=== Begin Enclosure ===

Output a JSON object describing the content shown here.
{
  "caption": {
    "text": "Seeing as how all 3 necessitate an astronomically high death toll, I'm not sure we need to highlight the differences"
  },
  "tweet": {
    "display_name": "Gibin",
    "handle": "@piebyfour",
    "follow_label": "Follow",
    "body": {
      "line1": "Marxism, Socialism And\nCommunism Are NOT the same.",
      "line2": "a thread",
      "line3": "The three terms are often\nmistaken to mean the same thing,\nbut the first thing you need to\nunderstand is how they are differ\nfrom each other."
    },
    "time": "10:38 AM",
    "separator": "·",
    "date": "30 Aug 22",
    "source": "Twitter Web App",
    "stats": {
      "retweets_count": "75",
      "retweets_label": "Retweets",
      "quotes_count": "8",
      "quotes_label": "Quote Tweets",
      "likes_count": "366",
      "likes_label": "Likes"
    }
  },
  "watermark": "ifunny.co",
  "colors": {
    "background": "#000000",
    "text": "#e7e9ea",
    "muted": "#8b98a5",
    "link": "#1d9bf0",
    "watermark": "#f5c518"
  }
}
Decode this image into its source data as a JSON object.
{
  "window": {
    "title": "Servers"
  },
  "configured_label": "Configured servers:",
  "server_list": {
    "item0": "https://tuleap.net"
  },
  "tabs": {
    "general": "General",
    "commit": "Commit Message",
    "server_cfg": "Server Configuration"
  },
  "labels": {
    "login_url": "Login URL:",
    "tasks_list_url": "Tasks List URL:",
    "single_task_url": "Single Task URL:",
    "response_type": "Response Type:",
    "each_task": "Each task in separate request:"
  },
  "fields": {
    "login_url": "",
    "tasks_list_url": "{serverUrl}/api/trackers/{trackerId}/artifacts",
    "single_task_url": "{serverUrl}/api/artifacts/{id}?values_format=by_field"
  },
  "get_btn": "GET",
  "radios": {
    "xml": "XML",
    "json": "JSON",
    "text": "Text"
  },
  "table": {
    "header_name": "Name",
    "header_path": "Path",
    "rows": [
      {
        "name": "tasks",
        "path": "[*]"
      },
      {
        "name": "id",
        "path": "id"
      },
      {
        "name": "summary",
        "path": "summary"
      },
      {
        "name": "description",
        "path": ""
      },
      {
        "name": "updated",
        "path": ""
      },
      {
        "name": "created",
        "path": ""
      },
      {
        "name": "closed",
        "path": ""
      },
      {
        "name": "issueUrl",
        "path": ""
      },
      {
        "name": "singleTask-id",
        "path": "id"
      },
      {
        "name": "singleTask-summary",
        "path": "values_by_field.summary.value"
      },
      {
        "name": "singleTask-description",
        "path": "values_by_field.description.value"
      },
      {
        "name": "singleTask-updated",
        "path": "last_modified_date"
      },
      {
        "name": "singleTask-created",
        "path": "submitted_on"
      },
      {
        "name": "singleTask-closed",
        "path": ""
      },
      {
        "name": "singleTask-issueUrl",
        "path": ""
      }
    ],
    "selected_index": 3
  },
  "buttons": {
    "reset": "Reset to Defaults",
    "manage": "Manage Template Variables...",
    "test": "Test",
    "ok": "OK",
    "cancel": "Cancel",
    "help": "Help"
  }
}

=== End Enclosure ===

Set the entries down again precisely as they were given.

Output a JSON object describing the content shown here.
{
  "caption": {
    "text": "Seeing as how all 3 necessitate an astronomically high death toll, I'm not sure we need to highlight the differences"
  },
  "tweet": {
    "display_name": "Gibin",
    "handle": "@piebyfour",
    "follow_label": "Follow",
    "body": {
      "line1": "Marxism, Socialism And\nCommunism Are NOT the same.",
      "line2": "a thread",
      "line3": "The three terms are often\nmistaken to mean the same thing,\nbut the first thing you need to\nunderstand is how they are differ\nfrom each other."
    },
    "time": "10:38 AM",
    "separator": "·",
    "date": "30 Aug 22",
    "source": "Twitter Web App",
    "stats": {
      "retweets_count": "75",
      "retweets_label": "Retweets",
      "quotes_count": "8",
      "quotes_label": "Quote Tweets",
      "likes_count": "366",
      "likes_label": "Likes"
    }
  },
  "watermark": "ifunny.co",
  "colors": {
    "background": "#000000",
    "text": "#e7e9ea",
    "muted": "#8b98a5",
    "link": "#1d9bf0",
    "watermark": "#f5c518"
  }
}
Decode this image into its source data as a JSON object.
{
  "window": {
    "title": "Servers"
  },
  "configured_label": "Configured servers:",
  "server_list": {
    "item0": "https://tuleap.net"
  },
  "tabs": {
    "general": "General",
    "commit": "Commit Message",
    "server_cfg": "Server Configuration"
  },
  "labels": {
    "login_url": "Login URL:",
    "tasks_list_url": "Tasks List URL:",
    "single_task_url": "Single Task URL:",
    "response_type": "Response Type:",
    "each_task": "Each task in separate request:"
  },
  "fields": {
    "login_url": "",
    "tasks_list_url": "{serverUrl}/api/trackers/{trackerId}/artifacts",
    "single_task_url": "{serverUrl}/api/artifacts/{id}?values_format=by_field"
  },
  "get_btn": "GET",
  "radios": {
    "xml": "XML",
    "json": "JSON",
    "text": "Text"
  },
  "table": {
    "header_name": "Name",
    "header_path": "Path",
    "rows": [
      {
        "name": "tasks",
        "path": "[*]"
      },
      {
        "name": "id",
        "path": "id"
      },
      {
        "name": "summary",
        "path": "summary"
      },
      {
        "name": "description",
        "path": ""
      },
      {
        "name": "updated",
        "path": ""
      },
      {
        "name": "created",
        "path": ""
      },
      {
        "name": "closed",
        "path": ""
      },
      {
        "name": "issueUrl",
        "path": ""
      },
      {
        "name": "singleTask-id",
        "path": "id"
      },
      {
        "name": "singleTask-summary",
        "path": "values_by_field.summary.value"
      },
      {
        "name": "singleTask-description",
        "path": "values_by_field.description.value"
      },
      {
        "name": "singleTask-updated",
        "path": "last_modified_date"
      },
      {
        "name": "singleTask-created",
        "path": "submitted_on"
      },
      {
        "name": "singleTask-closed",
        "path": ""
      },
      {
        "name": "singleTask-issueUrl",
        "path": ""
      }
    ],
    "selected_index": 3
  },
  "buttons": {
    "reset": "Reset to Defaults",
    "manage": "Manage Template Variables...",
    "test": "Test",
    "ok": "OK",
    "cancel": "Cancel",
    "help": "Help"
  }
}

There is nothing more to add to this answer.